The gameplay is richly varied and never gets old. In between the climbing, jumping and exploring, and the shooting, ducking and fisticuffs, there are numerous set pieces where you outrun enemy vehicles, shoot at pursuing trucks with mortars, climb to safety from the wreckage of a derailed train and so on. You’re never quite sure what will happen from one moment to the next, and I simply lost count of the “HOLY SHIT!” moments. From start to finish, the game is an epic masterpiece. The “2” in the title could be short for “Twice as good as the first Uncharted“, and it would be no lie.
The personalities of the characters — not just Drake, but the supporting cast as well — comes through better than in nearly any other game you can name, with excellent scriptwriting, frequent banter and funny comments throughout. Drake, somehow, managed to be thinking the exact same things that were going through my own mind during many of the game’s sequences, and proceeded to blurt them out before I could. He even uses a lot of the same expressions that I do. It’s kind of weird.
The game’s musical score, too, is fit for a big-budget Hollywood movie. Composed by Greg Edmonson, who is also responsible for the unique Western-fusion music of the Firefly TV series, the score is brilliantly done, classy and evokes just the right emotions at exactly the appropriate times. In a display of marketing smarts, they’ve already made the soundtrack available on iTunes, so people (like me) who can’t get enough of the music can go get their fix.
While it’s great that the PS3 has another exclusive title that can draw fans to its base, I find it personally disappointing that this game isn’t on the Xbox platform for one reason alone: The multiplayer. Unlike the first Uncharted, the second game has full competitive and cooperative multiplayer, with bonuses and trophies for each, and I’ve love to get into a game with my friends. Unfortunately, nobody I know owns a PS3, and playing with strangers (especially cooperatively) is never as much fun.
Still, if you do have a PS3, you’re a fool if you don’t pick up Uncharted 2. In my opinion it’s the best game 2009 has seen so far. I rarely finish video games, but I finished this one in less than a week. And now I can’t stop thinking about going back and playing it again, this time at the highest difficulty (“Crushing”) to see how I fare.
Next week I’ll be back to review Forza 3, so I’ll likely be gushing all over something else. One thing Forza gives me that Uncharted won’t, admittedly, is months worth of replay value. Oh, and did you see the Forza 3 Car of the Day on the 14th? Hello again, old friend!

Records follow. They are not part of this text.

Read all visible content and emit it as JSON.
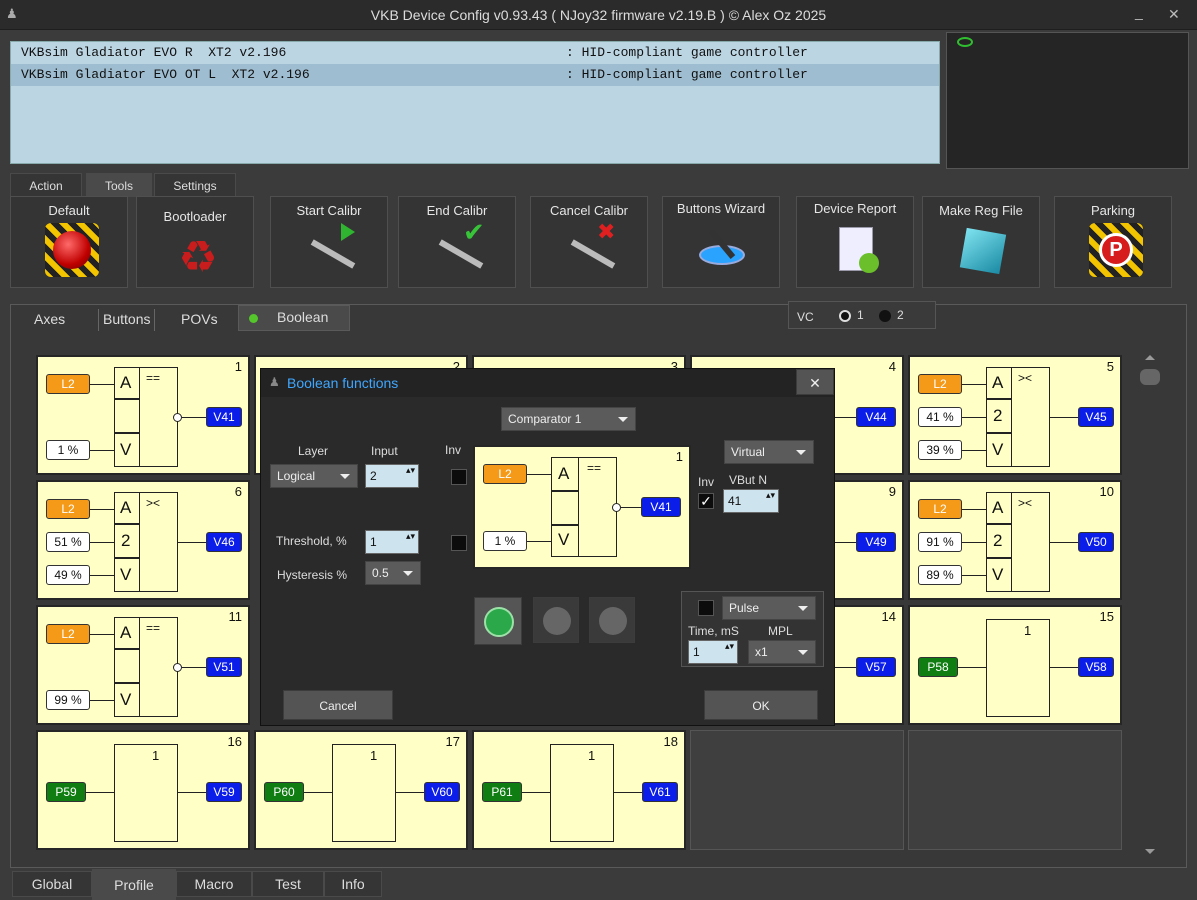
{
  "window": {
    "title": "VKB Device Config v0.93.43 ( NJoy32 firmware v2.19.B ) © Alex Oz 2025",
    "min": "_",
    "close": "✕"
  },
  "devices": [
    {
      "name": "VKBsim Gladiator EVO R  XT2 v2.196",
      "status": ": HID-compliant game controller"
    },
    {
      "name": "VKBsim Gladiator EVO OT L  XT2 v2.196",
      "status": ": HID-compliant game controller"
    }
  ],
  "top_tabs": [
    "Action",
    "Tools",
    "Settings"
  ],
  "tools": [
    "Default",
    "Bootloader",
    "Start Calibr",
    "End Calibr",
    "Cancel Calibr",
    "Buttons Wizard",
    "Device Report",
    "Make Reg File",
    "Parking"
  ],
  "sub_tabs": {
    "axes": "Axes",
    "buttons": "Buttons",
    "povs": "POVs",
    "boolean": "Boolean"
  },
  "vc": {
    "label": "VC",
    "opt1": "1",
    "opt2": "2"
  },
  "cells": [
    {
      "n": "1",
      "in1": "L2",
      "in2": "1 %",
      "op": "==",
      "out": "V41",
      "a": "A",
      "b": "",
      "c": "V"
    },
    {
      "n": "2"
    },
    {
      "n": "3"
    },
    {
      "n": "4",
      "out": "V44"
    },
    {
      "n": "5",
      "in1": "L2",
      "in2": "41 %",
      "in3": "39 %",
      "op": "><",
      "out": "V45",
      "a": "A",
      "b": "2",
      "c": "V"
    },
    {
      "n": "6",
      "in1": "L2",
      "in2": "51 %",
      "in3": "49 %",
      "op": "><",
      "out": "V46",
      "a": "A",
      "b": "2",
      "c": "V"
    },
    {
      "n": "9",
      "out": "V49"
    },
    {
      "n": "10",
      "in1": "L2",
      "in2": "91 %",
      "in3": "89 %",
      "op": "><",
      "out": "V50",
      "a": "A",
      "b": "2",
      "c": "V"
    },
    {
      "n": "11",
      "in1": "L2",
      "in2": "99 %",
      "op": "==",
      "out": "V51",
      "a": "A",
      "b": "",
      "c": "V"
    },
    {
      "n": "14",
      "out": "V57"
    },
    {
      "n": "15",
      "in1": "P58",
      "op": "1",
      "out": "V58"
    },
    {
      "n": "16",
      "in1": "P59",
      "op": "1",
      "out": "V59"
    },
    {
      "n": "17",
      "in1": "P60",
      "op": "1",
      "out": "V60"
    },
    {
      "n": "18",
      "in1": "P61",
      "op": "1",
      "out": "V61"
    }
  ],
  "dialog": {
    "title": "Boolean functions",
    "close": "✕",
    "function": "Comparator 1",
    "layer_label": "Layer",
    "layer_value": "Logical",
    "input_label": "Input",
    "input_value": "2",
    "inv_label": "Inv",
    "threshold_label": "Threshold, %",
    "threshold_value": "1",
    "hyst_label": "Hysteresis %",
    "hyst_value": "0.5",
    "preview": {
      "n": "1",
      "in1": "L2",
      "in2": "1 %",
      "op": "==",
      "out": "V41",
      "a": "A",
      "c": "V"
    },
    "out_type": "Virtual",
    "out_inv_label": "Inv",
    "vbut_label": "VBut N",
    "vbut_value": "41",
    "pulse": "Pulse",
    "time_label": "Time, mS",
    "mpl_label": "MPL",
    "time_value": "1",
    "mpl_value": "x1",
    "cancel": "Cancel",
    "ok": "OK"
  },
  "bottom_tabs": [
    "Global",
    "Profile",
    "Macro",
    "Test",
    "Info"
  ]
}
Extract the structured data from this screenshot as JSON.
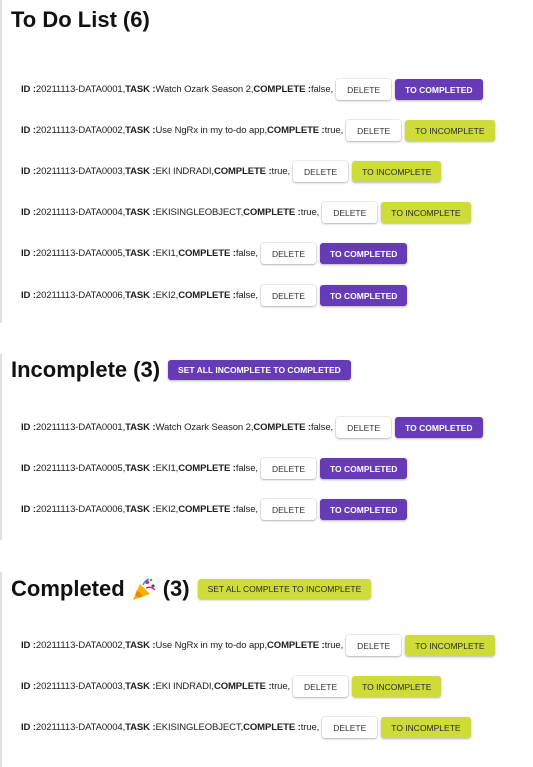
{
  "todo": {
    "title": "To Do List",
    "count": "(6)",
    "items": [
      {
        "id_label": "ID :",
        "id": "20211113-DATA0001,",
        "task_label": "TASK :",
        "task": "Watch Ozark Season 2,",
        "complete_label": "COMPLETE :",
        "complete": "false,",
        "delete_label": "DELETE",
        "toggle_label": "TO COMPLETED",
        "done": false
      },
      {
        "id_label": "ID :",
        "id": "20211113-DATA0002,",
        "task_label": "TASK :",
        "task": "Use NgRx in my to-do app,",
        "complete_label": "COMPLETE :",
        "complete": "true,",
        "delete_label": "DELETE",
        "toggle_label": "TO INCOMPLETE",
        "done": true
      },
      {
        "id_label": "ID :",
        "id": "20211113-DATA0003,",
        "task_label": "TASK :",
        "task": "EKI INDRADI,",
        "complete_label": "COMPLETE :",
        "complete": "true,",
        "delete_label": "DELETE",
        "toggle_label": "TO INCOMPLETE",
        "done": true
      },
      {
        "id_label": "ID :",
        "id": "20211113-DATA0004,",
        "task_label": "TASK :",
        "task": "EKISINGLEOBJECT,",
        "complete_label": "COMPLETE :",
        "complete": "true,",
        "delete_label": "DELETE",
        "toggle_label": "TO INCOMPLETE",
        "done": true
      },
      {
        "id_label": "ID :",
        "id": "20211113-DATA0005,",
        "task_label": "TASK :",
        "task": "EKI1,",
        "complete_label": "COMPLETE :",
        "complete": "false,",
        "delete_label": "DELETE",
        "toggle_label": "TO COMPLETED",
        "done": false
      },
      {
        "id_label": "ID :",
        "id": "20211113-DATA0006,",
        "task_label": "TASK :",
        "task": "EKI2,",
        "complete_label": "COMPLETE :",
        "complete": "false,",
        "delete_label": "DELETE",
        "toggle_label": "TO COMPLETED",
        "done": false
      }
    ]
  },
  "incomplete": {
    "title": "Incomplete",
    "count": "(3)",
    "bulk_button": "SET ALL INCOMPLETE TO COMPLETED",
    "items": [
      {
        "id_label": "ID :",
        "id": "20211113-DATA0001,",
        "task_label": "TASK :",
        "task": "Watch Ozark Season 2,",
        "complete_label": "COMPLETE :",
        "complete": "false,",
        "delete_label": "DELETE",
        "toggle_label": "TO COMPLETED",
        "done": false
      },
      {
        "id_label": "ID :",
        "id": "20211113-DATA0005,",
        "task_label": "TASK :",
        "task": "EKI1,",
        "complete_label": "COMPLETE :",
        "complete": "false,",
        "delete_label": "DELETE",
        "toggle_label": "TO COMPLETED",
        "done": false
      },
      {
        "id_label": "ID :",
        "id": "20211113-DATA0006,",
        "task_label": "TASK :",
        "task": "EKI2,",
        "complete_label": "COMPLETE :",
        "complete": "false,",
        "delete_label": "DELETE",
        "toggle_label": "TO COMPLETED",
        "done": false
      }
    ]
  },
  "completed": {
    "title": "Completed",
    "icon": "party-popper-icon",
    "count": "(3)",
    "bulk_button": "SET ALL COMPLETE TO INCOMPLETE",
    "items": [
      {
        "id_label": "ID :",
        "id": "20211113-DATA0002,",
        "task_label": "TASK :",
        "task": "Use NgRx in my to-do app,",
        "complete_label": "COMPLETE :",
        "complete": "true,",
        "delete_label": "DELETE",
        "toggle_label": "TO INCOMPLETE",
        "done": true
      },
      {
        "id_label": "ID :",
        "id": "20211113-DATA0003,",
        "task_label": "TASK :",
        "task": "EKI INDRADI,",
        "complete_label": "COMPLETE :",
        "complete": "true,",
        "delete_label": "DELETE",
        "toggle_label": "TO INCOMPLETE",
        "done": true
      },
      {
        "id_label": "ID :",
        "id": "20211113-DATA0004,",
        "task_label": "TASK :",
        "task": "EKISINGLEOBJECT,",
        "complete_label": "COMPLETE :",
        "complete": "true,",
        "delete_label": "DELETE",
        "toggle_label": "TO INCOMPLETE",
        "done": true
      }
    ]
  },
  "colors": {
    "primary": "#673ab7",
    "accent": "#cddc39"
  }
}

I haven’t gotten into either ODST or Brutal Legend yet, but if I find either of them particularly compelling, I’ll make a note of it here. I expect ODST to be the typical Halo affair: Highly polished, highly enjoyable, and good for one campaign playthrough ever. I don’t know what I expect from Brutal Legend, except to say I had no interest in the game at all until I played the demo, which was fantastic. But now I hear that the demo is only representative of maybe the first 1-2 hours of gameplay, so I dunno. We’ll see what happens.